Carbon monoxide intoxication during pregnancy: a case presentation and pathophysiologic discussion, with emphasis on molecular mechanisms.J Clin Anesth. 1995 Feb; 7(1):82-7.JC
In carbon monoxide (CO) poisoning, the mortality and morbidity risk does not always correlate with the level of carboxyhemoglobin (COHb). Recent studies confirm that the mitochondrial cytochrome portion of the respiratory chain is susceptible to CO toxicity at concentrations traditionally considered nontoxic. These laboratory findings correlate with subtle neurologic symptoms detected by psychometric studies in individuals many days from the time of acute intoxication. Additionally, in the pregnant patient, a time lag for both uptake and elimination of CO between the mother and fetus has been demonstrated, with the fetus at risk for hypoxia even when the mother's blood level of CO is nontoxic. Hyperbaric oxygen (HBO) therapy in pregnant patients has not been shown to have adverse effects on the fetus.

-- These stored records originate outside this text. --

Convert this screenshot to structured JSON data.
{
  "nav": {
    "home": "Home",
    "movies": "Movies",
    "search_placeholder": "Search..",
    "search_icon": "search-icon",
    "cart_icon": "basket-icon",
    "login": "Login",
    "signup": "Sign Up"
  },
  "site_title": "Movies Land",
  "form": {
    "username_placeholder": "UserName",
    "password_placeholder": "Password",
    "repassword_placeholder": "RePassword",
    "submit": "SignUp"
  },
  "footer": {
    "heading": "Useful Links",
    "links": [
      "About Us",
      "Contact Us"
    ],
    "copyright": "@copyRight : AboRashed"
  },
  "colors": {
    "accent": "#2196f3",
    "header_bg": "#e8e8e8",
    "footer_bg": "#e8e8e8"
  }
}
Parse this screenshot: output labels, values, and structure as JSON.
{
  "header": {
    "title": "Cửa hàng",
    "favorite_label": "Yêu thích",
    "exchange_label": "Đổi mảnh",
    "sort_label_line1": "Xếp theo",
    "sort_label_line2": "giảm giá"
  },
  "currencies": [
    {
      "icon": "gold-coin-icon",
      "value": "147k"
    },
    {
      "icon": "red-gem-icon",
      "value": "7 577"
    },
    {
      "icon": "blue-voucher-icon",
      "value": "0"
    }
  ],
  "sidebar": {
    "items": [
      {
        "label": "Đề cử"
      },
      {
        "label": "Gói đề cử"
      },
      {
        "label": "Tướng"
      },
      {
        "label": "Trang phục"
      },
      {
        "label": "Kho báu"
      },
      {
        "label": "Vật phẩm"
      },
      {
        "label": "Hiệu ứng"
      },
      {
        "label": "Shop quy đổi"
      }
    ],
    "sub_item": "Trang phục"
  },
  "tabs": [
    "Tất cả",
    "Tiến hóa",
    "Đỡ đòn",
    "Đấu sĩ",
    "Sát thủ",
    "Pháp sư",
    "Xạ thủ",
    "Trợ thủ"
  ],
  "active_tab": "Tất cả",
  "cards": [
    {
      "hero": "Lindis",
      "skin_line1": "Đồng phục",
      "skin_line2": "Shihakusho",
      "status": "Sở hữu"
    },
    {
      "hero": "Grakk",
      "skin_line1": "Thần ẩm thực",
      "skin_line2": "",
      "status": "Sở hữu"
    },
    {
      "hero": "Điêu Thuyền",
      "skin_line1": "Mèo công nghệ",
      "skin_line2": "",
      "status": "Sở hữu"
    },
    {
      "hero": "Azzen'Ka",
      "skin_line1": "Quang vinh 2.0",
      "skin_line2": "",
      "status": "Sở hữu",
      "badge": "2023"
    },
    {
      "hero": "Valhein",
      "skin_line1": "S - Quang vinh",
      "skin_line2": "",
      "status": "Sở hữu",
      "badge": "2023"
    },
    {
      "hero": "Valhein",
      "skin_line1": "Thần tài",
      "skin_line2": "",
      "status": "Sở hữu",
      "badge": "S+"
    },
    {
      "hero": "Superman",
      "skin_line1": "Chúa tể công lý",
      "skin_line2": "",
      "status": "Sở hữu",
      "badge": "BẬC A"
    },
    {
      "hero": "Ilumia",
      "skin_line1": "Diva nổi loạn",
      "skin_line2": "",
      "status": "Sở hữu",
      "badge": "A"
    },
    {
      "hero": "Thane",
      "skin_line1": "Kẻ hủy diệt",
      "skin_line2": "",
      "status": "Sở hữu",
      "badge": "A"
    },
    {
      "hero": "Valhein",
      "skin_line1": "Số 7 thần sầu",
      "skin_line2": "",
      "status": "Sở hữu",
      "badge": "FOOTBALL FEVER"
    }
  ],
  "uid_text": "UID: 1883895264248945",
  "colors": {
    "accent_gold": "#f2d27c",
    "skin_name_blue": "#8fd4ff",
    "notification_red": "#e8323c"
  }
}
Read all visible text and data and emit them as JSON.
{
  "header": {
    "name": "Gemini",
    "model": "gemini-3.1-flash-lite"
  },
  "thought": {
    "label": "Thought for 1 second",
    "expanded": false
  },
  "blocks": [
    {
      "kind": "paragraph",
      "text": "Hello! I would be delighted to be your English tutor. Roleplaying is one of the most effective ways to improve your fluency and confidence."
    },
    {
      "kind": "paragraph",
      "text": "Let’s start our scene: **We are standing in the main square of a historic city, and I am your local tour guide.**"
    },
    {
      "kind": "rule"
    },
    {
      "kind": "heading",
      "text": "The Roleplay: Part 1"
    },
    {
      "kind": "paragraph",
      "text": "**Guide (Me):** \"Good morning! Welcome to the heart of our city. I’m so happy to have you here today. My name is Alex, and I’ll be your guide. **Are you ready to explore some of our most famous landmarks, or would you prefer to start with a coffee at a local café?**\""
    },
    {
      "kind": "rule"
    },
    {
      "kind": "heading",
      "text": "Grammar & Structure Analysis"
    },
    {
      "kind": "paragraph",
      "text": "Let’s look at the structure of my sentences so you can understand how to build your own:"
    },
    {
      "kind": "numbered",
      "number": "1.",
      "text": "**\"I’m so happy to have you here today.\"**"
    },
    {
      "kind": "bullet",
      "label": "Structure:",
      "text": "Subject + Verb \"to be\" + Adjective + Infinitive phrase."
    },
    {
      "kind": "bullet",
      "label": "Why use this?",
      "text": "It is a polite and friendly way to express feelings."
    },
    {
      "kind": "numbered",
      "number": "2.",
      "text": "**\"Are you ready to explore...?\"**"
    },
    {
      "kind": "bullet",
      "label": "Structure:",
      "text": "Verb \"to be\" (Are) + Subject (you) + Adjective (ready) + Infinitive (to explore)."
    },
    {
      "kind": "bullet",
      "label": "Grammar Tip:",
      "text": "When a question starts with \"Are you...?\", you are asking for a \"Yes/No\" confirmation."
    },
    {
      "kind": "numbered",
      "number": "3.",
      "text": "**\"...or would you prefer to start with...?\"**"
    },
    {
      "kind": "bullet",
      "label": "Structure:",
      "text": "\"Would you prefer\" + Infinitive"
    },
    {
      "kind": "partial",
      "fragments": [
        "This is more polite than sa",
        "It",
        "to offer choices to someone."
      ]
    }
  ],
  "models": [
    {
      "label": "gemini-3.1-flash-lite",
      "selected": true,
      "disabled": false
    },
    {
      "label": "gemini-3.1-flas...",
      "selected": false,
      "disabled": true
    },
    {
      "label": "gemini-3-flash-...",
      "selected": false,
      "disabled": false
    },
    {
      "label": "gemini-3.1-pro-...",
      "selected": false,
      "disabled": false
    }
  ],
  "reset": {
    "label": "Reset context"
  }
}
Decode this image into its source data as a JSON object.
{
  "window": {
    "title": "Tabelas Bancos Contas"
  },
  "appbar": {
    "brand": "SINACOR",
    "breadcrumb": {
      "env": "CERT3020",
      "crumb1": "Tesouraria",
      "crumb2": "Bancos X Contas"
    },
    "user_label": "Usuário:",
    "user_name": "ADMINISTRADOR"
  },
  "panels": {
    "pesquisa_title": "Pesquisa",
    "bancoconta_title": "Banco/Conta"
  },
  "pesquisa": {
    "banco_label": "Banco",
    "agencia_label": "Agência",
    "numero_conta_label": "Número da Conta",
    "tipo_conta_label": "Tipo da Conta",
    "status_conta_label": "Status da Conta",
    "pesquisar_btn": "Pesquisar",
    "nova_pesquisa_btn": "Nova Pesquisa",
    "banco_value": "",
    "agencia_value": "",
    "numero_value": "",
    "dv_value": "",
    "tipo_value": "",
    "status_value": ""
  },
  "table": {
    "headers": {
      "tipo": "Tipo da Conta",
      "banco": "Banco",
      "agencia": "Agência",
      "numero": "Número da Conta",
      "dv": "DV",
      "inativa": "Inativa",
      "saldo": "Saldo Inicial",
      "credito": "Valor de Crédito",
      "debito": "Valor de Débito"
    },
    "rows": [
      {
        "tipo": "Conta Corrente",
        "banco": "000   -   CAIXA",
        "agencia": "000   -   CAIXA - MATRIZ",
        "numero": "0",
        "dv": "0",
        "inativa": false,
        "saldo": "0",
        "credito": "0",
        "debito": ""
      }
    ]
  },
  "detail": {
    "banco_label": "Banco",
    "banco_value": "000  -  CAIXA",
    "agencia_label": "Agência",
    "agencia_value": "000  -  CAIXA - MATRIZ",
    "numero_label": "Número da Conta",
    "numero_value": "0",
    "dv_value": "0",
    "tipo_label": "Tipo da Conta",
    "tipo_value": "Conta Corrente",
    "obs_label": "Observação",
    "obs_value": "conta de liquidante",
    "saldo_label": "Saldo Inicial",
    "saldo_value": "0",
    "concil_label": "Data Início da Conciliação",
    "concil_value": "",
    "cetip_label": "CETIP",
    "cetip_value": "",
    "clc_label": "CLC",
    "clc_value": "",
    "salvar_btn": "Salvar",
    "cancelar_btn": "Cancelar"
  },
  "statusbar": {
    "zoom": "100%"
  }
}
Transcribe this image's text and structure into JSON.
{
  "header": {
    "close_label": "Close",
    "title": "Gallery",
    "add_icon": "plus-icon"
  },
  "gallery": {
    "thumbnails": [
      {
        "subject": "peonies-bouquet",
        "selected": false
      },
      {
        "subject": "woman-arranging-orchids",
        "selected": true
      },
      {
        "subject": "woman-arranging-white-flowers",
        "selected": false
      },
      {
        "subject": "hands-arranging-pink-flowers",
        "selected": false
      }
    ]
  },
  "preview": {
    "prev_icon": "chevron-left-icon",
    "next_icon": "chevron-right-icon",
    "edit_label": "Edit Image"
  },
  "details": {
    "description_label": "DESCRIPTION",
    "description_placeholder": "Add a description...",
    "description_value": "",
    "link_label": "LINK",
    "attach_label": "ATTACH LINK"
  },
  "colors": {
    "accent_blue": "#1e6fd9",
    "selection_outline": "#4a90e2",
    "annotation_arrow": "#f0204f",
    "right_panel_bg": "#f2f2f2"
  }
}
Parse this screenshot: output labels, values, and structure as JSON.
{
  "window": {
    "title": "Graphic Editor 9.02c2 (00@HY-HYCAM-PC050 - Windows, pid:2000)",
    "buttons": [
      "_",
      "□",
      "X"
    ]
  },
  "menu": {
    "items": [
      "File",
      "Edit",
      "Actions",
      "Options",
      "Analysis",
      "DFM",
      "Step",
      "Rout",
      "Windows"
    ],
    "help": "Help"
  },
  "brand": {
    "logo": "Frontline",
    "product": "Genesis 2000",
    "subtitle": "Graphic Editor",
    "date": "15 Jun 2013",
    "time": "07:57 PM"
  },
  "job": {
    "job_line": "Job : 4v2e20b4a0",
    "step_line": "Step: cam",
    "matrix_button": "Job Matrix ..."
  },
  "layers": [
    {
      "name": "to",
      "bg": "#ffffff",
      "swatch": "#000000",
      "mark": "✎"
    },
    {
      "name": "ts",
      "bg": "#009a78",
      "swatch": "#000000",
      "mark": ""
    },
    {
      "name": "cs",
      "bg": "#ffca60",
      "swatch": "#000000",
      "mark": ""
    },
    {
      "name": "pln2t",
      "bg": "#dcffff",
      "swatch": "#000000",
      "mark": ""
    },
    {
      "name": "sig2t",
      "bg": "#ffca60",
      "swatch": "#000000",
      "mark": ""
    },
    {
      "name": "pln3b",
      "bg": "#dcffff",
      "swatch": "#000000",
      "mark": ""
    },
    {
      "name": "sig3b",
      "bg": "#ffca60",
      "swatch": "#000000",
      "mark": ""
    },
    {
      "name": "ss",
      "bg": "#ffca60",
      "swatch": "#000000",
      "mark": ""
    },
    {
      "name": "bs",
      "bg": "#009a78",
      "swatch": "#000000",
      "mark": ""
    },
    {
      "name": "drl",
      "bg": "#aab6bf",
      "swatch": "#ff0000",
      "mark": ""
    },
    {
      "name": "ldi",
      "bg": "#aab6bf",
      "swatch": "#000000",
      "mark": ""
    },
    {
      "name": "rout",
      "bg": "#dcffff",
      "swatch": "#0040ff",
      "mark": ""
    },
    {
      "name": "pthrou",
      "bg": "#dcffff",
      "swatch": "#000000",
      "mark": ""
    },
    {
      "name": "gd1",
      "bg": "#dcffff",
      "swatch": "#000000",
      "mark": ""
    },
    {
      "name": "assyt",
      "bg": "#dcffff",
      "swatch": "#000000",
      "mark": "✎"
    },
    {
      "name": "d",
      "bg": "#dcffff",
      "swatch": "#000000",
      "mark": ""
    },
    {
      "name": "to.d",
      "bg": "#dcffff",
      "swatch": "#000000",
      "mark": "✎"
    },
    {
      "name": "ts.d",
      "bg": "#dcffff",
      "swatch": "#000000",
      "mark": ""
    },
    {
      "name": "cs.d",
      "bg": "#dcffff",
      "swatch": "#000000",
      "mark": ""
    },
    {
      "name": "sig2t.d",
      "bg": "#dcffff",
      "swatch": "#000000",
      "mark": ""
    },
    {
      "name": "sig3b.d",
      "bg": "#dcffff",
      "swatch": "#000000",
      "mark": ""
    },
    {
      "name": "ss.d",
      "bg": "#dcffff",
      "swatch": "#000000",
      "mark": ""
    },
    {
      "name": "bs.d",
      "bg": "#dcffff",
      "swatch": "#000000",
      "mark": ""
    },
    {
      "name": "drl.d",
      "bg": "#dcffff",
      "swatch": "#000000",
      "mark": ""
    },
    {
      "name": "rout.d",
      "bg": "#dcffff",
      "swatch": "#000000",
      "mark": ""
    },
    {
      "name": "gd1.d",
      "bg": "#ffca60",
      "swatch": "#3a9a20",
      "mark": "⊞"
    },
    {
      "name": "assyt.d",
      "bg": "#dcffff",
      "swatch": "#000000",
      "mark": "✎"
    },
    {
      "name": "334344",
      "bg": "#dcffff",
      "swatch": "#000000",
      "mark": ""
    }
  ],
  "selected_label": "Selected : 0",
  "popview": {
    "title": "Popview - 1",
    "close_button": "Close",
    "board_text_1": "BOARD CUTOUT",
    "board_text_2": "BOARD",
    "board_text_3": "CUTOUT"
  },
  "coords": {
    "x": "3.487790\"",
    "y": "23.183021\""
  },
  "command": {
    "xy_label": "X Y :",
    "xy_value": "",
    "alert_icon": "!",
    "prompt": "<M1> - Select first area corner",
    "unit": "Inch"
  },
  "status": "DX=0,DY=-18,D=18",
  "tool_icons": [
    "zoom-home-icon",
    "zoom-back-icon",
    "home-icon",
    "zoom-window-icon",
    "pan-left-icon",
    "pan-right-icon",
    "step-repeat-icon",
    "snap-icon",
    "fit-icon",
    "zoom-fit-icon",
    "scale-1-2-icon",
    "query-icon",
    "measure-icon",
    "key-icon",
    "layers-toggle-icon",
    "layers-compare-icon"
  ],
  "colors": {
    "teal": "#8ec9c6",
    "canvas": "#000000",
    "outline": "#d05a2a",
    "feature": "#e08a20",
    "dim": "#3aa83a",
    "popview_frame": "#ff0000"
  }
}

We present a case of CO intoxication in late pregnancy treated with HBO therapy without adverse consequences.